Fringe Benefits--Jan Blazanin
One of the hardest things about being a teen is the feeling that you don’t fit in. Everyone else seems to have it all figured out. I was the only girl in my high school whose hair was unruly, had a curve-free body, said stupid things to guys, and sat at home on Friday and Saturday nights. Instead of sleeping I’d lie awake agonizing over every social blunder and wondering why I was so different from the rest of the girls.
After high school I became friends with one of those savvy girls I’d envied. As if natural blond hair, blue eyes, and a traffic-stopping figure weren’t enough, she was a cheerleader who dated the cutest, most longed-for guys. One day when I told her how much I had admired her poise and popularity, she said, “It didn’t feel that way. I always thought I didn’t really fit in.”
So it is with our YA protagonists. If they have a confident, trouble-free existence there’s no story. Story grows around characters that feel different, uncomfortable, and isolated from the “inner circle.”
In my novel Fairest of Them All, aspiring teen actress Oribella cuts herself off from the high school experience to concentrate on her career. Her consuming obsession with her own interests puts her on the fringe of high school society. Until she develops alopecia and she’s forced to make a change.
Life on the fringe can be humorous too. Laurel in A & L Do Summer is fed up with being outside the popular crowd. She decides that she and bestie Aspen will devote their summer to being noticed. They are, just not in ways she intended.
YA characters grapple with insecurity, awkwardness, being on the outside--feelings teens deal with every day.
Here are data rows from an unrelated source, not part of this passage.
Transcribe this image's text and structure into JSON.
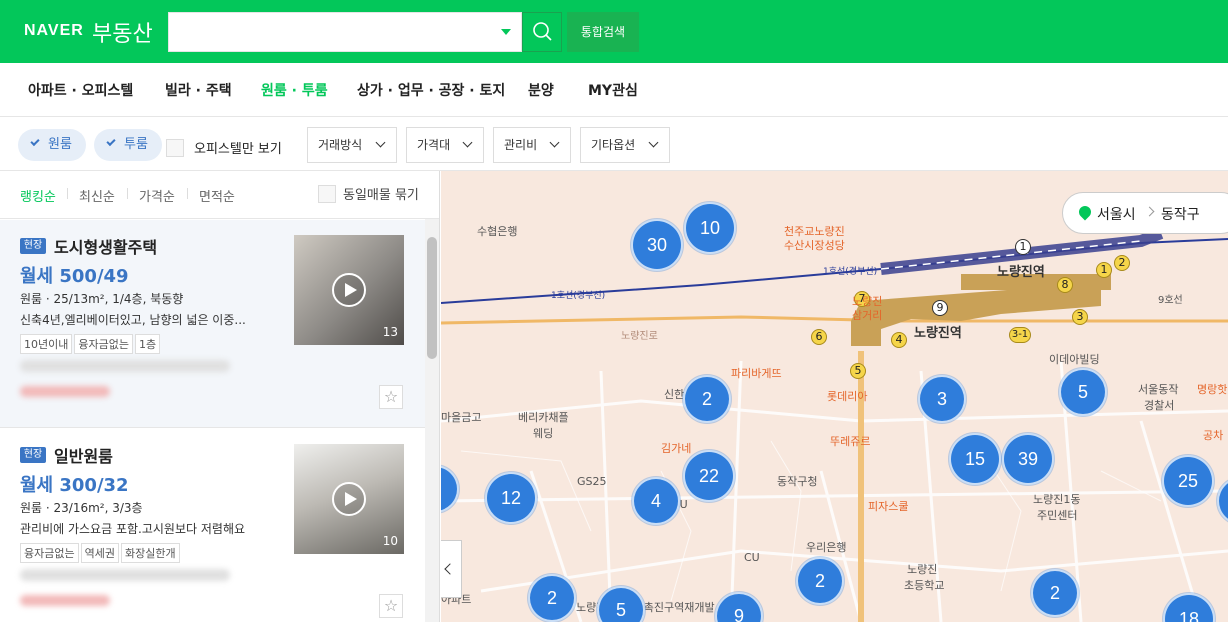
{
  "header": {
    "brand_naver": "NAVER",
    "brand_service": "부동산",
    "search_placeholder": "",
    "integrated_search": "통합검색"
  },
  "nav": {
    "items": [
      {
        "label": "아파트 · 오피스텔",
        "active": false
      },
      {
        "label": "빌라 · 주택",
        "active": false
      },
      {
        "label": "원룸 · 투룸",
        "active": true
      },
      {
        "label": "상가 · 업무 · 공장 · 토지",
        "active": false
      },
      {
        "label": "분양",
        "active": false
      },
      {
        "label": "MY관심",
        "active": false
      }
    ]
  },
  "filters": {
    "chips": [
      "원룸",
      "투룸"
    ],
    "officetel_only": "오피스텔만 보기",
    "dropdowns": [
      "거래방식",
      "가격대",
      "관리비",
      "기타옵션"
    ]
  },
  "sort": {
    "options": [
      "랭킹순",
      "최신순",
      "가격순",
      "면적순"
    ],
    "active_index": 0,
    "group_same": "동일매물 묶기"
  },
  "listings": [
    {
      "badge": "현장",
      "title": "도시형생활주택",
      "price": "월세 500/49",
      "spec": "원룸 · 25/13m², 1/4층, 북동향",
      "desc": "신축4년,엘리베이터있고, 남향의 넓은 이중...",
      "tags": [
        "10년이내",
        "융자금없는",
        "1층"
      ],
      "photo_count": "13"
    },
    {
      "badge": "현장",
      "title": "일반원룸",
      "price": "월세 300/32",
      "spec": "원룸 · 23/16m², 3/3층",
      "desc": "관리비에 가스요금 포함.고시원보다 저렴해요",
      "tags": [
        "융자금없는",
        "역세권",
        "화장실한개"
      ],
      "photo_count": "10"
    }
  ],
  "map": {
    "breadcrumb": {
      "city": "서울시",
      "district": "동작구"
    },
    "clusters": [
      "30",
      "10",
      "2",
      "3",
      "5",
      "15",
      "39",
      "22",
      "12",
      "4",
      "25",
      "2",
      "2",
      "2",
      "5",
      "9",
      "18"
    ],
    "labels": {
      "station_main": "노량진역",
      "station_main2": "노량진역",
      "line1_a": "1호선(경부선)",
      "line1_b": "1호선(경부선)",
      "market": "천주교노량진",
      "market2": "수산시장성당",
      "suhyup": "수협은행",
      "paris": "파리바게뜨",
      "shinhan": "신한",
      "lotteria": "롯데리아",
      "touslesjours": "뚜레쥬르",
      "gimgane": "김가네",
      "gs25": "GS25",
      "dongjak_office": "동작구청",
      "pizza": "피자스쿨",
      "woori": "우리은행",
      "cu": "CU",
      "cu2": "CU",
      "noryang_school": "노량진",
      "noryang_school2": "초등학교",
      "community": "노량진1동",
      "community2": "주민센터",
      "police": "서울동작",
      "police2": "경찰서",
      "idea": "이데아빌딩",
      "wedding": "베리카채플",
      "wedding2": "웨딩",
      "geumgo": "마을금고",
      "noryangjinro": "노량진로",
      "samgeori": "노량진",
      "samgeori2": "삼거리",
      "redevelop": "노량진1재정비촉진구역재개발",
      "apart": "아파트",
      "myeongrang": "명랑핫",
      "gongcha": "공차",
      "exit_9": "9",
      "exit_1": "1",
      "exit_8": "8",
      "exit_7": "7",
      "exit_6": "6",
      "exit_5": "5",
      "exit_4": "4",
      "exit_3": "3",
      "exit_3_1": "3-1",
      "exit_1b": "1",
      "exit_2": "2",
      "line9": "9호선"
    }
  },
  "colors": {
    "brand_green": "#03c75a",
    "accent_blue": "#3a75c4",
    "cluster_blue": "#2f7ddb",
    "map_bg": "#f8e8de"
  }
}
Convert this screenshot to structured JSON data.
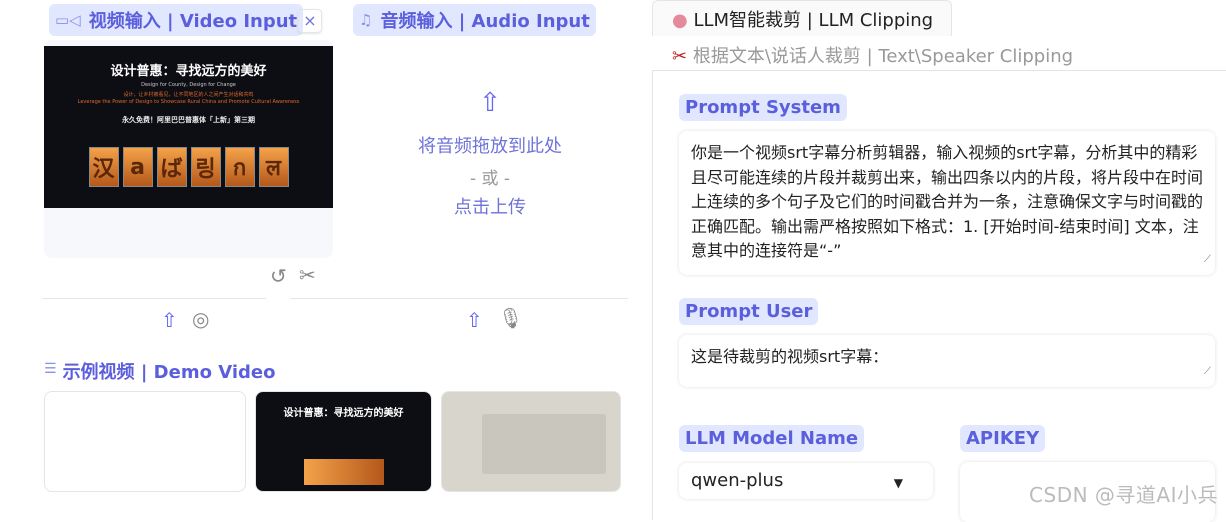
{
  "video_input": {
    "label": "视频输入 | Video Input",
    "icon": "video-camera-icon",
    "close": "×",
    "preview": {
      "title": "设计普惠：寻找远方的美好",
      "subtitle": "Design for County, Design for Change",
      "red_line": "设计，让乡村被看见，让不同地区的人之间产生对话和共鸣",
      "red_line_en": "Leverage the Power of Design to Showcase Rural China and Promote Cultural Awareness",
      "event": "永久免费！阿里巴巴普惠体「上新」第三期",
      "blocks": [
        "汉",
        "a",
        "ば",
        "링",
        "ก",
        "ल"
      ]
    }
  },
  "audio_input": {
    "label": "音频输入 | Audio Input",
    "icon": "music-note-icon",
    "drop_text": "将音频拖放到此处",
    "or_text": "- 或 -",
    "click_text": "点击上传"
  },
  "demo": {
    "label": "示例视频 | Demo Video",
    "icon": "list-icon",
    "thumb2_title": "设计普惠：寻找远方的美好"
  },
  "tabs": [
    {
      "label": "LLM智能裁剪 | LLM Clipping",
      "icon": "brain-icon",
      "active": true
    },
    {
      "label": "根据文本\\说话人裁剪 | Text\\Speaker Clipping",
      "icon": "scissors-icon",
      "active": false
    }
  ],
  "prompt_system": {
    "label": "Prompt System",
    "value": "你是一个视频srt字幕分析剪辑器，输入视频的srt字幕，分析其中的精彩且尽可能连续的片段并裁剪出来，输出四条以内的片段，将片段中在时间上连续的多个句子及它们的时间戳合并为一条，注意确保文字与时间戳的正确匹配。输出需严格按照如下格式：1. [开始时间-结束时间] 文本，注意其中的连接符是“-”"
  },
  "prompt_user": {
    "label": "Prompt User",
    "value": "这是待裁剪的视频srt字幕："
  },
  "model": {
    "label": "LLM Model Name",
    "value": "qwen-plus"
  },
  "apikey": {
    "label": "APIKEY",
    "value": ""
  },
  "watermark": "CSDN @寻道AI小兵",
  "colors": {
    "accent": "#5c5fdc",
    "label_bg": "#e0e7ff"
  }
}
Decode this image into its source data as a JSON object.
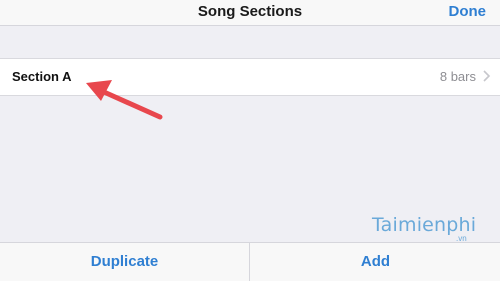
{
  "nav": {
    "title": "Song Sections",
    "done_label": "Done"
  },
  "sections": [
    {
      "label": "Section A",
      "detail": "8 bars"
    }
  ],
  "toolbar": {
    "duplicate_label": "Duplicate",
    "add_label": "Add"
  },
  "watermark": {
    "brand": "Taimienphi",
    "domain": ".vn"
  },
  "colors": {
    "accent": "#2f7fd2",
    "annotation_arrow": "#e8474d",
    "background": "#efeff4"
  },
  "icons": {
    "row_chevron": "chevron-right-icon",
    "annotation": "red-arrow-icon"
  }
}
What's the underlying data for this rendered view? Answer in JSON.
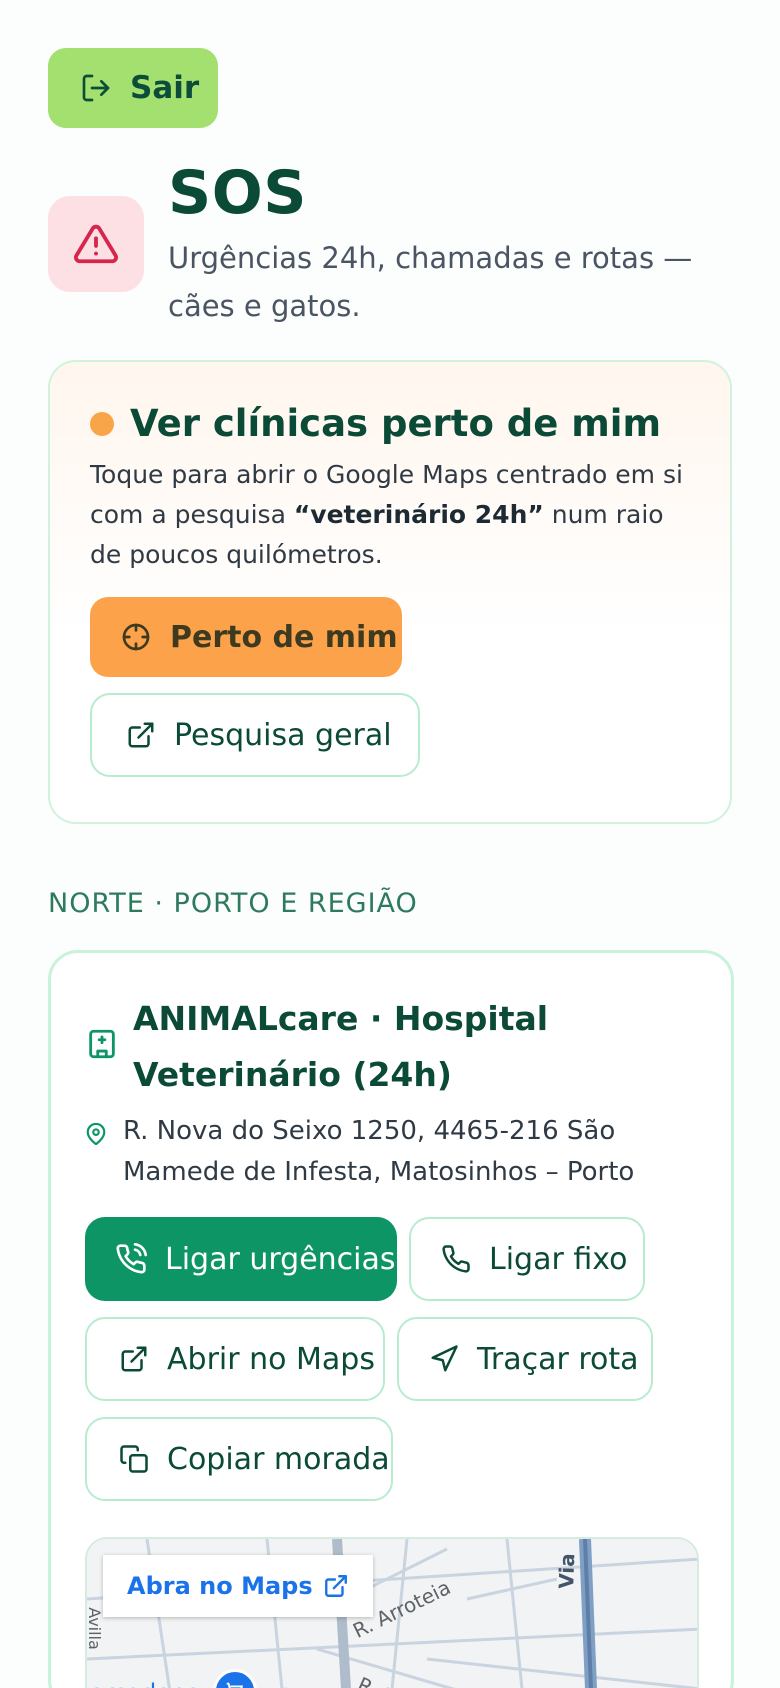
{
  "exit_button": {
    "label": "Sair"
  },
  "header": {
    "title": "SOS",
    "subtitle": "Urgências 24h, chamadas e rotas — cães e gatos."
  },
  "nearby": {
    "title": "Ver clínicas perto de mim",
    "desc_before": "Toque para abrir o Google Maps centrado em si com a pesquisa ",
    "desc_bold": "“veterinário 24h”",
    "desc_after": " num raio de poucos quilómetros.",
    "near_button": "Perto de mim",
    "general_button": "Pesquisa geral"
  },
  "region": {
    "label": "NORTE · PORTO E REGIÃO"
  },
  "clinic": {
    "name": "ANIMALcare · Hospital Veterinário (24h)",
    "address": "R. Nova do Seixo 1250, 4465-216 São Mamede de Infesta, Matosinhos – Porto",
    "actions": {
      "call_emergency": "Ligar urgências",
      "call_landline": "Ligar fixo",
      "open_maps": "Abrir no Maps",
      "route": "Traçar rota",
      "copy_address": "Copiar morada"
    },
    "map": {
      "chip": "Abra no Maps",
      "labels": {
        "street1": "R. Arroteia",
        "street2": "R. Monte",
        "via": "Via",
        "poi": "ercadona",
        "side": "Avilla"
      }
    }
  },
  "colors": {
    "primary_green": "#0e9565",
    "exit_green": "#a3e06f",
    "orange": "#fca24a",
    "danger_bg": "#fde0e3",
    "danger": "#d6264d"
  }
}
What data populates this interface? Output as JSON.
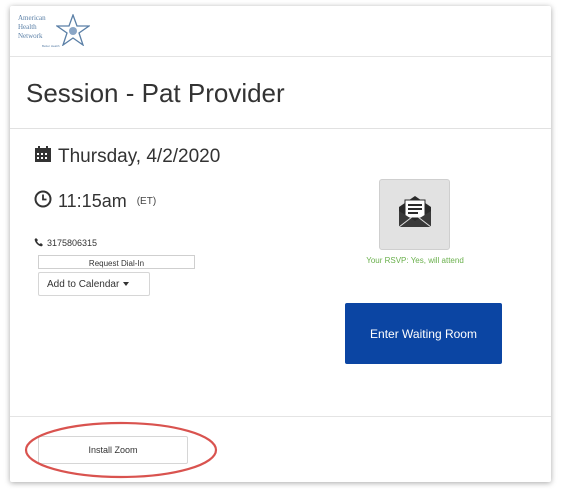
{
  "logo": {
    "lines": [
      "American",
      "Health",
      "Network"
    ],
    "tagline": "Better Health",
    "icon": "star-icon"
  },
  "session": {
    "title": "Session - Pat Provider",
    "date": "Thursday, 4/2/2020",
    "time": "11:15am",
    "timezone": "(ET)",
    "phone": "3175806315"
  },
  "actions": {
    "request_dialin": "Request Dial-In",
    "add_to_calendar": "Add to Calendar",
    "enter_waiting_room": "Enter Waiting Room",
    "install_zoom": "Install Zoom"
  },
  "rsvp": {
    "text": "Your RSVP: Yes, will attend",
    "icon": "envelope-icon"
  },
  "colors": {
    "primary_button": "#0b45a3",
    "rsvp_text": "#6ab04c",
    "annotation": "#d9534f",
    "logo": "#5a7fa6"
  },
  "icons": {
    "date": "calendar-icon",
    "time": "clock-icon",
    "phone": "phone-icon",
    "dropdown": "caret-down-icon"
  }
}
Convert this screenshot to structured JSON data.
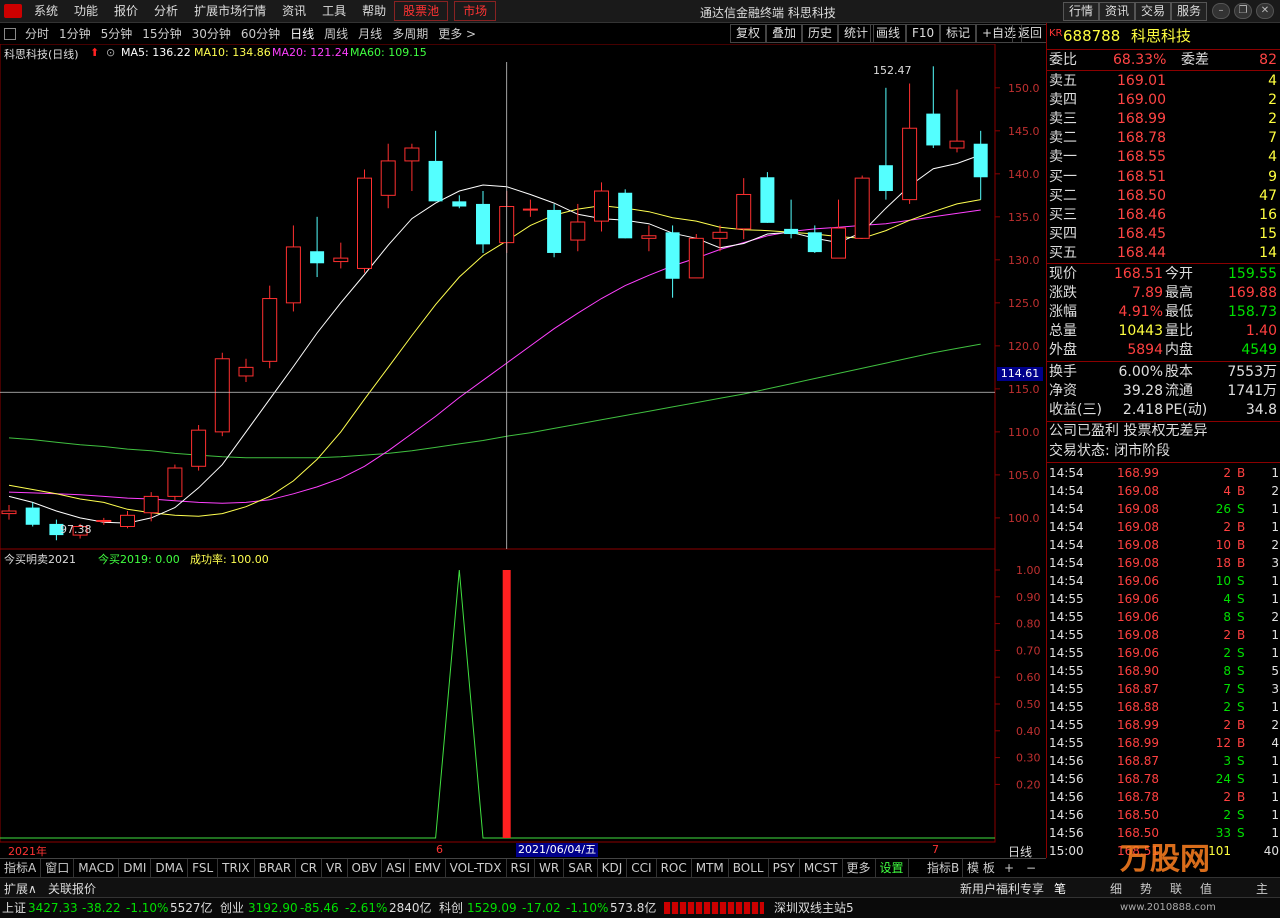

Sometimes the way our protagonists handle their problems can make teens’ real problems seem a little more manageable. Maybe my angst-ridden years in high school were worth it.